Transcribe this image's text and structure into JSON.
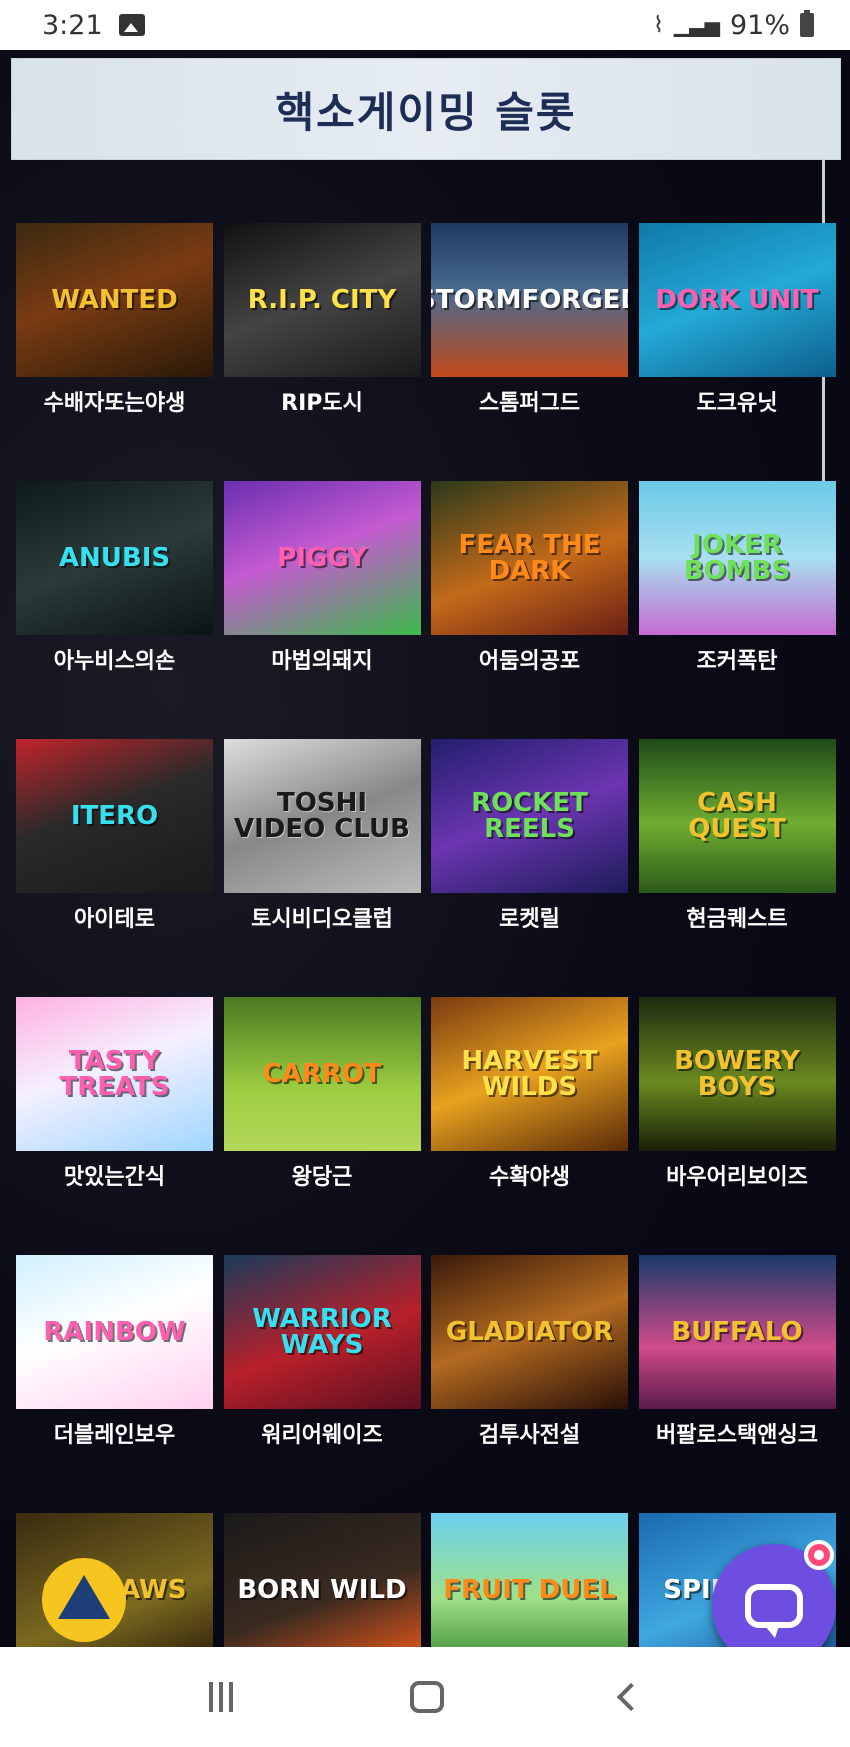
{
  "status_bar": {
    "time": "3:21",
    "battery": "91%"
  },
  "page": {
    "title": "핵소게이밍 슬롯"
  },
  "games": [
    {
      "thumb": "WANTED",
      "label": "수배자또는야생",
      "bg": "bg-1",
      "color": "c-gold"
    },
    {
      "thumb": "R.I.P. CITY",
      "label": "RIP도시",
      "bg": "bg-2",
      "color": "c-yellow"
    },
    {
      "thumb": "STORMFORGED",
      "label": "스톰퍼그드",
      "bg": "bg-3",
      "color": "c-white"
    },
    {
      "thumb": "DORK UNIT",
      "label": "도크유닛",
      "bg": "bg-4",
      "color": "c-pink"
    },
    {
      "thumb": "ANUBIS",
      "label": "아누비스의손",
      "bg": "bg-5",
      "color": "c-cyan"
    },
    {
      "thumb": "PIGGY",
      "label": "마법의돼지",
      "bg": "bg-6",
      "color": "c-pink"
    },
    {
      "thumb": "FEAR THE DARK",
      "label": "어둠의공포",
      "bg": "bg-7",
      "color": "c-orange"
    },
    {
      "thumb": "JOKER BOMBS",
      "label": "조커폭탄",
      "bg": "bg-8",
      "color": "c-green"
    },
    {
      "thumb": "ITERO",
      "label": "아이테로",
      "bg": "bg-9",
      "color": "c-cyan"
    },
    {
      "thumb": "TOSHI VIDEO CLUB",
      "label": "토시비디오클럽",
      "bg": "bg-10",
      "color": "c-black"
    },
    {
      "thumb": "ROCKET REELS",
      "label": "로켓릴",
      "bg": "bg-11",
      "color": "c-green"
    },
    {
      "thumb": "CASH QUEST",
      "label": "현금퀘스트",
      "bg": "bg-12",
      "color": "c-gold"
    },
    {
      "thumb": "TASTY TREATS",
      "label": "맛있는간식",
      "bg": "bg-13",
      "color": "c-pink"
    },
    {
      "thumb": "CARROT",
      "label": "왕당근",
      "bg": "bg-14",
      "color": "c-orange"
    },
    {
      "thumb": "HARVEST WILDS",
      "label": "수확야생",
      "bg": "bg-15",
      "color": "c-yellow"
    },
    {
      "thumb": "BOWERY BOYS",
      "label": "바우어리보이즈",
      "bg": "bg-16",
      "color": "c-gold"
    },
    {
      "thumb": "RAINBOW",
      "label": "더블레인보우",
      "bg": "bg-17",
      "color": "c-pink"
    },
    {
      "thumb": "WARRIOR WAYS",
      "label": "워리어웨이즈",
      "bg": "bg-18",
      "color": "c-cyan"
    },
    {
      "thumb": "GLADIATOR",
      "label": "검투사전설",
      "bg": "bg-19",
      "color": "c-gold"
    },
    {
      "thumb": "BUFFALO",
      "label": "버팔로스택앤싱크",
      "bg": "bg-20",
      "color": "c-gold"
    },
    {
      "thumb": "OUTLAWS",
      "label": "",
      "bg": "bg-21",
      "color": "c-gold"
    },
    {
      "thumb": "BORN WILD",
      "label": "",
      "bg": "bg-22",
      "color": "c-white"
    },
    {
      "thumb": "FRUIT DUEL",
      "label": "",
      "bg": "bg-23",
      "color": "c-orange"
    },
    {
      "thumb": "SPINNERS",
      "label": "",
      "bg": "bg-24",
      "color": "c-white"
    }
  ],
  "icons": {
    "accessibility": "accessibility-icon",
    "chat": "chat-icon"
  }
}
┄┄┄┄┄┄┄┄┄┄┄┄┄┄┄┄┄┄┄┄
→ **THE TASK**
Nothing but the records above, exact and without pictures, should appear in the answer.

→ **ANSWER SPACE**
Transcribe this image's text and structure into JSON.
{
  "status_bar": {
    "time": "3:21",
    "battery": "91%"
  },
  "page": {
    "title": "핵소게이밍 슬롯"
  },
  "games": [
    {
      "thumb": "WANTED",
      "label": "수배자또는야생",
      "bg": "bg-1",
      "color": "c-gold"
    },
    {
      "thumb": "R.I.P. CITY",
      "label": "RIP도시",
      "bg": "bg-2",
      "color": "c-yellow"
    },
    {
      "thumb": "STORMFORGED",
      "label": "스톰퍼그드",
      "bg": "bg-3",
      "color": "c-white"
    },
    {
      "thumb": "DORK UNIT",
      "label": "도크유닛",
      "bg": "bg-4",
      "color": "c-pink"
    },
    {
      "thumb": "ANUBIS",
      "label": "아누비스의손",
      "bg": "bg-5",
      "color": "c-cyan"
    },
    {
      "thumb": "PIGGY",
      "label": "마법의돼지",
      "bg": "bg-6",
      "color": "c-pink"
    },
    {
      "thumb": "FEAR THE DARK",
      "label": "어둠의공포",
      "bg": "bg-7",
      "color": "c-orange"
    },
    {
      "thumb": "JOKER BOMBS",
      "label": "조커폭탄",
      "bg": "bg-8",
      "color": "c-green"
    },
    {
      "thumb": "ITERO",
      "label": "아이테로",
      "bg": "bg-9",
      "color": "c-cyan"
    },
    {
      "thumb": "TOSHI VIDEO CLUB",
      "label": "토시비디오클럽",
      "bg": "bg-10",
      "color": "c-black"
    },
    {
      "thumb": "ROCKET REELS",
      "label": "로켓릴",
      "bg": "bg-11",
      "color": "c-green"
    },
    {
      "thumb": "CASH QUEST",
      "label": "현금퀘스트",
      "bg": "bg-12",
      "color": "c-gold"
    },
    {
      "thumb": "TASTY TREATS",
      "label": "맛있는간식",
      "bg": "bg-13",
      "color": "c-pink"
    },
    {
      "thumb": "CARROT",
      "label": "왕당근",
      "bg": "bg-14",
      "color": "c-orange"
    },
    {
      "thumb": "HARVEST WILDS",
      "label": "수확야생",
      "bg": "bg-15",
      "color": "c-yellow"
    },
    {
      "thumb": "BOWERY BOYS",
      "label": "바우어리보이즈",
      "bg": "bg-16",
      "color": "c-gold"
    },
    {
      "thumb": "RAINBOW",
      "label": "더블레인보우",
      "bg": "bg-17",
      "color": "c-pink"
    },
    {
      "thumb": "WARRIOR WAYS",
      "label": "워리어웨이즈",
      "bg": "bg-18",
      "color": "c-cyan"
    },
    {
      "thumb": "GLADIATOR",
      "label": "검투사전설",
      "bg": "bg-19",
      "color": "c-gold"
    },
    {
      "thumb": "BUFFALO",
      "label": "버팔로스택앤싱크",
      "bg": "bg-20",
      "color": "c-gold"
    },
    {
      "thumb": "OUTLAWS",
      "label": "",
      "bg": "bg-21",
      "color": "c-gold"
    },
    {
      "thumb": "BORN WILD",
      "label": "",
      "bg": "bg-22",
      "color": "c-white"
    },
    {
      "thumb": "FRUIT DUEL",
      "label": "",
      "bg": "bg-23",
      "color": "c-orange"
    },
    {
      "thumb": "SPINNERS",
      "label": "",
      "bg": "bg-24",
      "color": "c-white"
    }
  ],
  "icons": {
    "accessibility": "accessibility-icon",
    "chat": "chat-icon"
  }
}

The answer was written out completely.